*** Raw data

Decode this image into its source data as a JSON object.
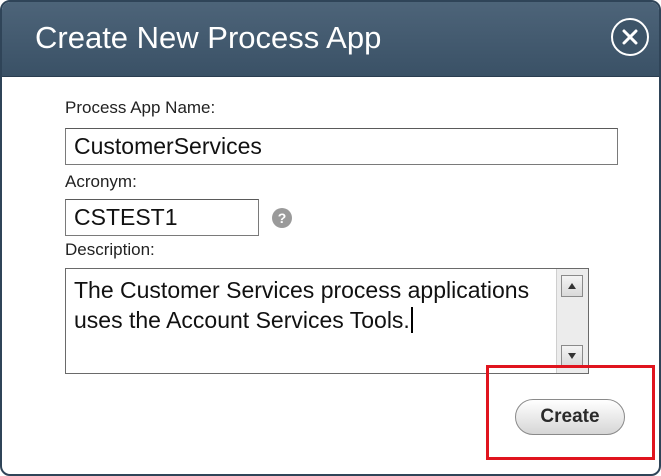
{
  "dialog": {
    "title": "Create New Process App"
  },
  "form": {
    "name_label": "Process App Name:",
    "name_value": "CustomerServices",
    "acronym_label": "Acronym:",
    "acronym_value": "CSTEST1",
    "help_glyph": "?",
    "description_label": "Description:",
    "description_value": "The Customer Services process applications uses the Account Services Tools."
  },
  "actions": {
    "create_label": "Create"
  },
  "colors": {
    "titlebar": "#3f566b",
    "highlight": "#e0141e"
  }
}
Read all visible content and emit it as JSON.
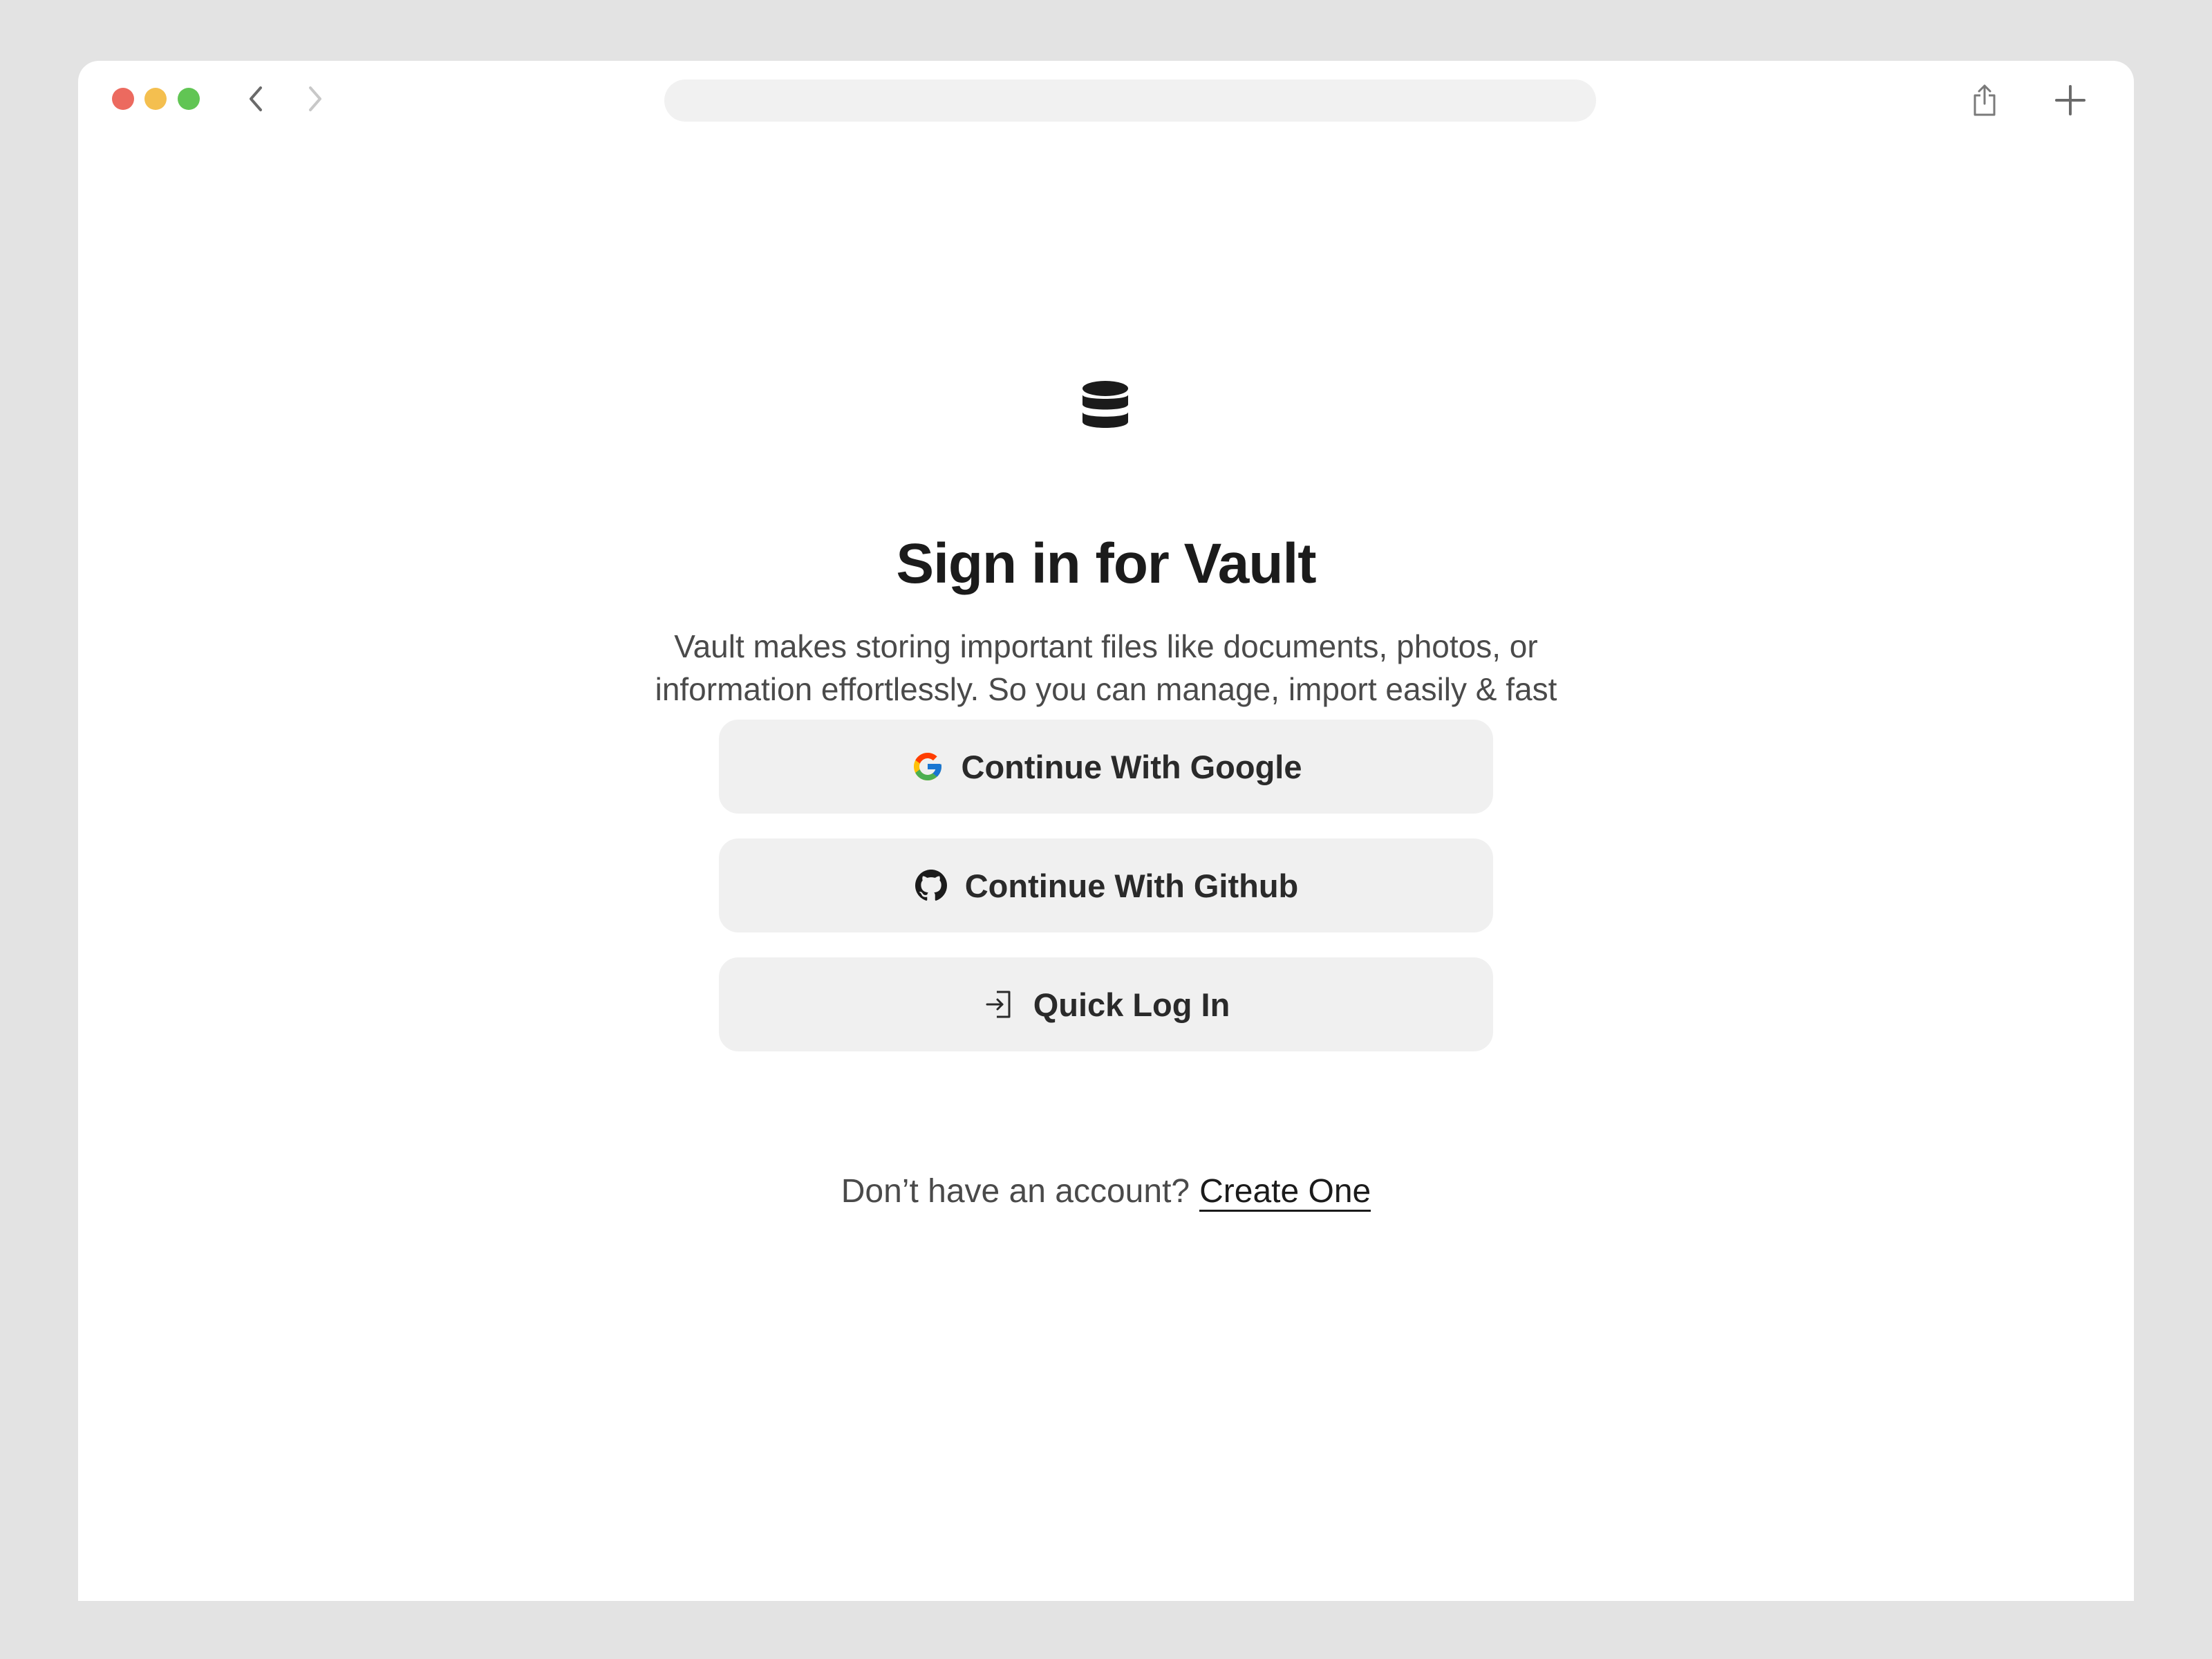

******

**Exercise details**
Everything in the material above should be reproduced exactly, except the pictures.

**Written solution**
Decode this image into its source data as a JSON object.
{
  "dialog": {
    "title": "Create New Process App"
  },
  "form": {
    "name_label": "Process App Name:",
    "name_value": "CustomerServices",
    "acronym_label": "Acronym:",
    "acronym_value": "CSTEST1",
    "help_glyph": "?",
    "description_label": "Description:",
    "description_value": "The Customer Services process applications uses the Account Services Tools."
  },
  "actions": {
    "create_label": "Create"
  },
  "colors": {
    "titlebar": "#3f566b",
    "highlight": "#e0141e"
  }
}
Read all visible content and emit it as JSON.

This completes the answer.